Skip to main content

See also:

Snowden calls SXSW tech crowd to action, says he'd ‘do it again’ if given chance

NSA whistleblower Edward Snowden speaks via videoconference at the "Virtual Conversation With Edward Snowden" panel during the 2014 SXSW Music, Film + Interactive Festival at the Austin Convention Center today in Austin, Texas.
Photo by Michael Buckner

During an ACLU panel at the South By Southwest festival in Austin, Texas, NSA whistleblower Edward Snowden called on those attending the tech conference to take up the torch against the U.S. government’s surveillance of its citizens, according to a report today from CNN.com.

Speaking via teleconference from Russia, who has given the fugitive asylum after leaking NSA documents, called on the tech-savvy crowd to become activists in what he calls a defense of the U.S. Constitution.

“South by Southwest and the tech community, the people in the room in Austin, they're the folks who can fix this,” Snowden said. “There's a political response that needs to occur, but there's also a tech response that needs to occur.”

When asked if he’d leak the documents, which shed light the on secret monitoring of Americans via the phone and Internet supposedly for the sake of national security, Snowden said, “Absolutely.”

“I took an oath to support and defend the Constitution,” Snowden said. “And I saw the Constitution was being violated on a massive scale.”

Snowden called for more public oversight on the nation’s surveillance apparatus, saying, “We need a watchdog that watches Congress, because if we’re not informed we can’t consent to these (government) policies.”

Not all thought the question and answer session to be appropriate, including Rep. Mike Pompeo, R–Kan., who denounced SXSW organizers for allowing Snowden to speak at the festival, according to Reuters.

"Rewarding Mr. Snowden's behavior in this way encourages the very lawlessness he exhibited," Pompeo wrote to the festival’s organizers.
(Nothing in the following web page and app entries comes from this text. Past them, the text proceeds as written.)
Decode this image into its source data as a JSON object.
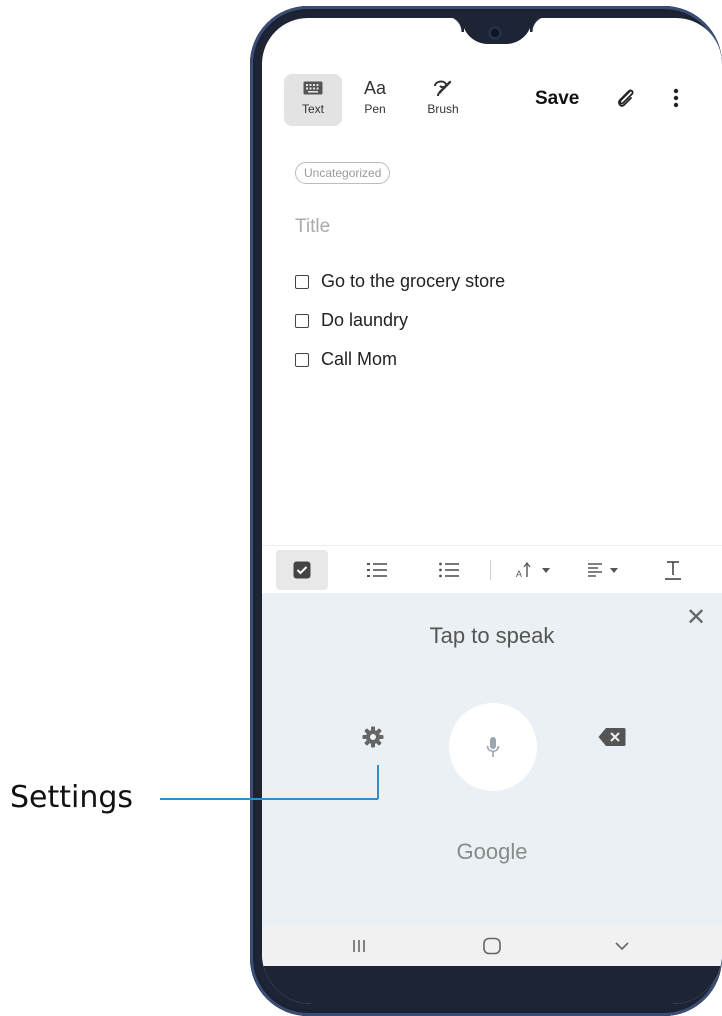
{
  "toolbar": {
    "text_label": "Text",
    "pen_label": "Pen",
    "pen_glyph": "Aa",
    "brush_label": "Brush",
    "save_label": "Save"
  },
  "note": {
    "category": "Uncategorized",
    "title_placeholder": "Title",
    "items": [
      {
        "text": "Go to the grocery store",
        "checked": false
      },
      {
        "text": "Do laundry",
        "checked": false
      },
      {
        "text": "Call Mom",
        "checked": false
      }
    ]
  },
  "voice": {
    "prompt": "Tap to speak",
    "provider": "Google"
  },
  "callout": {
    "label": "Settings"
  },
  "colors": {
    "accent": "#2a8fd1",
    "panel_bg": "#eaf0f3",
    "frame": "#1d2535"
  }
}
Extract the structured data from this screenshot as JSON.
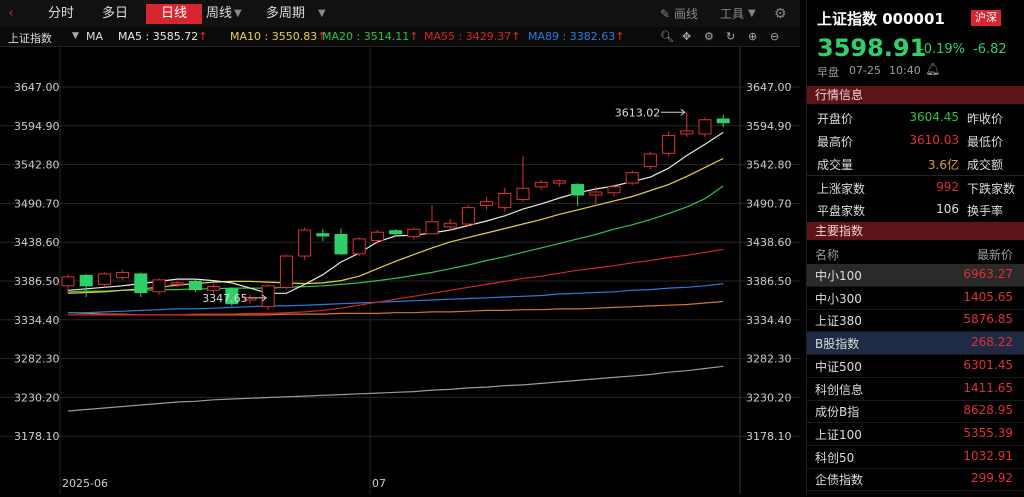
{
  "toolbar": {
    "tabs": [
      "分时",
      "多日",
      "日线",
      "周线",
      "多周期"
    ],
    "draw_label": "画线",
    "tools_label": "工具"
  },
  "indicator_bar": {
    "index_name": "上证指数",
    "ma_label": "MA",
    "ma5": "MA5 : 3585.72",
    "ma10": "MA10 : 3550.83",
    "ma20": "MA20 : 3514.11",
    "ma55": "MA55 : 3429.37",
    "ma89": "MA89 : 3382.63",
    "up_arrow": "↑"
  },
  "chart_data": {
    "type": "candlestick",
    "y_ticks": [
      "3647.00",
      "3594.90",
      "3542.80",
      "3490.70",
      "3438.60",
      "3386.50",
      "3334.40",
      "3282.30",
      "3230.20",
      "3178.10"
    ],
    "x_labels": [
      "2025-06",
      "07"
    ],
    "annotations": {
      "high": "3613.02",
      "low": "3347.65"
    },
    "colors": {
      "up": "#e03030",
      "down": "#2fd06a",
      "ma5": "#e8e8e8",
      "ma10": "#e6d23c",
      "ma20": "#2ec244",
      "ma55": "#d62424",
      "ma89": "#2a7be0",
      "ma_orange": "#d2782a",
      "ma_gray": "#9a9a9a"
    },
    "candles": [
      {
        "o": 3380,
        "c": 3392,
        "h": 3395,
        "l": 3370
      },
      {
        "o": 3394,
        "c": 3380,
        "h": 3396,
        "l": 3365
      },
      {
        "o": 3382,
        "c": 3396,
        "h": 3398,
        "l": 3378
      },
      {
        "o": 3391,
        "c": 3398,
        "h": 3401,
        "l": 3388
      },
      {
        "o": 3396,
        "c": 3371,
        "h": 3398,
        "l": 3365
      },
      {
        "o": 3372,
        "c": 3388,
        "h": 3390,
        "l": 3368
      },
      {
        "o": 3382,
        "c": 3384,
        "h": 3386,
        "l": 3378
      },
      {
        "o": 3386,
        "c": 3375,
        "h": 3388,
        "l": 3372
      },
      {
        "o": 3374,
        "c": 3379,
        "h": 3383,
        "l": 3370
      },
      {
        "o": 3376,
        "c": 3356,
        "h": 3378,
        "l": 3353
      },
      {
        "o": 3361,
        "c": 3364,
        "h": 3368,
        "l": 3356
      },
      {
        "o": 3352,
        "c": 3380,
        "h": 3382,
        "l": 3347.65
      },
      {
        "o": 3378,
        "c": 3420,
        "h": 3422,
        "l": 3375
      },
      {
        "o": 3420,
        "c": 3455,
        "h": 3458,
        "l": 3415
      },
      {
        "o": 3450,
        "c": 3447,
        "h": 3456,
        "l": 3440
      },
      {
        "o": 3449,
        "c": 3423,
        "h": 3457,
        "l": 3421
      },
      {
        "o": 3423,
        "c": 3443,
        "h": 3445,
        "l": 3420
      },
      {
        "o": 3441,
        "c": 3452,
        "h": 3455,
        "l": 3436
      },
      {
        "o": 3454,
        "c": 3450,
        "h": 3456,
        "l": 3446
      },
      {
        "o": 3446,
        "c": 3456,
        "h": 3458,
        "l": 3442
      },
      {
        "o": 3450,
        "c": 3466,
        "h": 3488,
        "l": 3449
      },
      {
        "o": 3459,
        "c": 3464,
        "h": 3470,
        "l": 3454
      },
      {
        "o": 3463,
        "c": 3485,
        "h": 3488,
        "l": 3460
      },
      {
        "o": 3488,
        "c": 3493,
        "h": 3500,
        "l": 3482
      },
      {
        "o": 3485,
        "c": 3504,
        "h": 3512,
        "l": 3480
      },
      {
        "o": 3496,
        "c": 3511,
        "h": 3554,
        "l": 3493
      },
      {
        "o": 3513,
        "c": 3519,
        "h": 3522,
        "l": 3509
      },
      {
        "o": 3518,
        "c": 3521,
        "h": 3523,
        "l": 3513
      },
      {
        "o": 3516,
        "c": 3502,
        "h": 3518,
        "l": 3487
      },
      {
        "o": 3502,
        "c": 3506,
        "h": 3513,
        "l": 3490
      },
      {
        "o": 3505,
        "c": 3513,
        "h": 3516,
        "l": 3500
      },
      {
        "o": 3518,
        "c": 3532,
        "h": 3535,
        "l": 3515
      },
      {
        "o": 3540,
        "c": 3557,
        "h": 3560,
        "l": 3537
      },
      {
        "o": 3558,
        "c": 3582,
        "h": 3587,
        "l": 3554
      },
      {
        "o": 3584,
        "c": 3588,
        "h": 3613.02,
        "l": 3580
      },
      {
        "o": 3584,
        "c": 3603,
        "h": 3606,
        "l": 3580
      },
      {
        "o": 3604,
        "c": 3599,
        "h": 3610,
        "l": 3593
      }
    ],
    "ma5_values": [
      3374,
      3376,
      3378,
      3380,
      3383,
      3386,
      3389,
      3389,
      3387,
      3384,
      3377,
      3370,
      3370,
      3382,
      3395,
      3412,
      3424,
      3439,
      3447,
      3448,
      3451,
      3455,
      3461,
      3467,
      3474,
      3483,
      3490,
      3498,
      3505,
      3510,
      3514,
      3520,
      3526,
      3538,
      3555,
      3570,
      3586
    ],
    "ma10_values": [
      3370,
      3371,
      3372,
      3374,
      3376,
      3378,
      3381,
      3383,
      3385,
      3386,
      3386,
      3385,
      3384,
      3383,
      3384,
      3387,
      3393,
      3403,
      3413,
      3422,
      3431,
      3439,
      3445,
      3451,
      3457,
      3463,
      3469,
      3476,
      3482,
      3488,
      3494,
      3500,
      3508,
      3516,
      3527,
      3539,
      3551
    ],
    "ma20_values": [
      3372,
      3373,
      3373,
      3374,
      3374,
      3375,
      3375,
      3376,
      3376,
      3377,
      3377,
      3377,
      3378,
      3379,
      3380,
      3382,
      3384,
      3387,
      3390,
      3394,
      3398,
      3403,
      3408,
      3414,
      3419,
      3425,
      3431,
      3437,
      3443,
      3449,
      3456,
      3462,
      3469,
      3477,
      3486,
      3497,
      3514
    ],
    "ma55_values": [
      3341,
      3341,
      3341,
      3341,
      3341,
      3341,
      3341,
      3342,
      3342,
      3342,
      3343,
      3343,
      3344,
      3345,
      3347,
      3350,
      3354,
      3358,
      3362,
      3366,
      3370,
      3374,
      3378,
      3382,
      3386,
      3390,
      3393,
      3397,
      3401,
      3404,
      3407,
      3411,
      3414,
      3418,
      3421,
      3425,
      3429
    ],
    "ma89_values": [
      3344,
      3344,
      3345,
      3346,
      3347,
      3348,
      3349,
      3349,
      3350,
      3351,
      3352,
      3353,
      3353,
      3354,
      3355,
      3356,
      3357,
      3358,
      3359,
      3360,
      3361,
      3362,
      3363,
      3364,
      3365,
      3366,
      3367,
      3369,
      3370,
      3371,
      3372,
      3374,
      3375,
      3377,
      3378,
      3380,
      3383
    ],
    "orange_values": [
      3344,
      3343,
      3342,
      3342,
      3341,
      3341,
      3341,
      3341,
      3341,
      3341,
      3341,
      3341,
      3342,
      3342,
      3342,
      3343,
      3343,
      3343,
      3344,
      3344,
      3345,
      3345,
      3346,
      3347,
      3347,
      3348,
      3348,
      3349,
      3349,
      3350,
      3351,
      3352,
      3353,
      3354,
      3355,
      3357,
      3359
    ],
    "gray_values": [
      3212,
      3214,
      3216,
      3218,
      3220,
      3222,
      3224,
      3225,
      3227,
      3228,
      3229,
      3230,
      3231,
      3232,
      3233,
      3234,
      3235,
      3236,
      3237,
      3238,
      3240,
      3241,
      3243,
      3244,
      3246,
      3247,
      3249,
      3251,
      3253,
      3255,
      3257,
      3259,
      3261,
      3264,
      3266,
      3269,
      3272
    ]
  },
  "quote": {
    "name": "上证指数 000001",
    "badge": "沪深",
    "price": "3598.91",
    "change_pct": "-0.19%",
    "change": "-6.82",
    "session": "早盘",
    "date": "07-25",
    "time": "10:40"
  },
  "market_info": {
    "title": "行情信息",
    "rows": [
      {
        "label": "开盘价",
        "value": "3604.45",
        "label2": "昨收价"
      },
      {
        "label": "最高价",
        "value": "3610.03",
        "label2": "最低价"
      },
      {
        "label": "成交量",
        "value": "3.6亿",
        "label2": "成交额"
      },
      {
        "label": "上涨家数",
        "value": "992",
        "label2": "下跌家数"
      },
      {
        "label": "平盘家数",
        "value": "106",
        "label2": "换手率"
      }
    ]
  },
  "main_indices": {
    "title": "主要指数",
    "col_name": "名称",
    "col_price": "最新价",
    "items": [
      {
        "name": "中小100",
        "price": "6963.27",
        "selected": true
      },
      {
        "name": "中小300",
        "price": "1405.65"
      },
      {
        "name": "上证380",
        "price": "5876.85"
      },
      {
        "name": "B股指数",
        "price": "268.22",
        "highlight": true
      },
      {
        "name": "中证500",
        "price": "6301.45"
      },
      {
        "name": "科创信息",
        "price": "1411.65"
      },
      {
        "name": "成份B指",
        "price": "8628.95"
      },
      {
        "name": "上证100",
        "price": "5355.39"
      },
      {
        "name": "科创50",
        "price": "1032.91"
      },
      {
        "name": "企债指数",
        "price": "299.92"
      }
    ]
  }
}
ACLU lawyers Chris Sogohian and Ben Wizner, Snoden’s legal council, took questions from the audience and via Twitter and relayed them to Snowden, who appeared in the teleconference streamed through several routers for security.